Most of it is about making myself useful. When I can bring home groceries for my lovely wife, when I can make sure my daughter has braces and birthday presents, when I can take my son to a basketball game? I feel valuable. My words aren’t useful, but my hands are — my hands make money, even if it’s barely above minimum wage. My back is strong; my stamina is excellent for my age, and I’ve grown pretty deft with a box-cutter, and with the slinging of 70-pound bags of wet towels.
A little of it is about expiating guilt. Until the world decides I am ready to be restored — and it will never decide that — I will push myself as hard as I can. Sweat doesn’t pay the debt, but it services the interest.
My favorite days are the ones that start at 4AM and end at midnight. The high from exhaustion is a near facsimile to the high I got from teaching.

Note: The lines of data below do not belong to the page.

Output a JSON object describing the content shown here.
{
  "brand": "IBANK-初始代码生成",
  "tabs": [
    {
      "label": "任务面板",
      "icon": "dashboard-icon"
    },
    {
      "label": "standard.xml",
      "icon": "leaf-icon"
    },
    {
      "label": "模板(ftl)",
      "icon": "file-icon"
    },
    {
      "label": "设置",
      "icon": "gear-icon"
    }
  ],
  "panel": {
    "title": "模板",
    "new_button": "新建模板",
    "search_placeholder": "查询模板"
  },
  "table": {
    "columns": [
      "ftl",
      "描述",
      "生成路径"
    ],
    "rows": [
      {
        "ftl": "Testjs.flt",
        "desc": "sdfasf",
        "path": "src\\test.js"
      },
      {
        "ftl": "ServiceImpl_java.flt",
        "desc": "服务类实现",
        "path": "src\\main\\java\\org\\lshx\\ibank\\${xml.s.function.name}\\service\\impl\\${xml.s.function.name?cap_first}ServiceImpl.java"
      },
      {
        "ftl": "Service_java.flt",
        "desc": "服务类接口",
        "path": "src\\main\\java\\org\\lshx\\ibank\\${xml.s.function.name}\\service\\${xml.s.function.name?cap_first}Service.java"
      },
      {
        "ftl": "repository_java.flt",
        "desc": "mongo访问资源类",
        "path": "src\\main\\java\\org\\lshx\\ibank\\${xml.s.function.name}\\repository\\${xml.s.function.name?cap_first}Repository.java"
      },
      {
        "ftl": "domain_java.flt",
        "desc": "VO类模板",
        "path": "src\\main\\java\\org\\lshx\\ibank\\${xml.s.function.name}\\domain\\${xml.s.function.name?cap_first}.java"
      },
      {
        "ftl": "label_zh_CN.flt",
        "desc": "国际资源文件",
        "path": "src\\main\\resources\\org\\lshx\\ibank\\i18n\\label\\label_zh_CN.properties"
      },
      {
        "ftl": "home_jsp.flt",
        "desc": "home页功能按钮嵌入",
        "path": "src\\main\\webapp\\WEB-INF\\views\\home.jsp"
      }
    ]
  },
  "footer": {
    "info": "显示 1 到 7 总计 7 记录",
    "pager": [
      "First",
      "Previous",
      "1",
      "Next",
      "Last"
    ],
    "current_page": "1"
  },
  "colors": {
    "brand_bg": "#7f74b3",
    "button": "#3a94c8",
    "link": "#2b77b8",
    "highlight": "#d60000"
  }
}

I have done so much therapy and so much men’s work — I HAVE GONE ON DRUMMING RETREATS IN THE MOUNTAINS — all designed to help me find value in who I am, and not merely in what I do. “You are not a human doing,” my old teacher said; “you are a human being. You will never find peace until you accept yourself as you are.” I smiled and told him that I had given up on peace, but I accepted his analysis. Peace isn’t my story, and all the meds and CBT and DBT and EMDR and hypnosis and psychedelics and men’s work cannot make it otherwise.
That last paragraph reads like self-destructive bullshit. Perhaps it is. What I do know is this: this is not a season to be a writer under my own name. My most deeply-held convictions do not mesh with those of my loved ones, and to speak them aloud causes a division I cannot bear. My involvement with my own past is obsessive and unhelpful to those who need me.
I remain available as a ghostwriter, telling other people’s stories, writing in other people’s voices. That I can bear. (And if you have a project with which I can help, drop me a note!)
I will leave this Substack up, but I do not imagine I will return to it or its like. Thank you so much for your support over the years.
I love my wife, I love my children, I love my mother, my siblings, my family, my friends, and my co-workers. I love the ranch. I know I can serve them each best in dignified, devoted, penitent silence.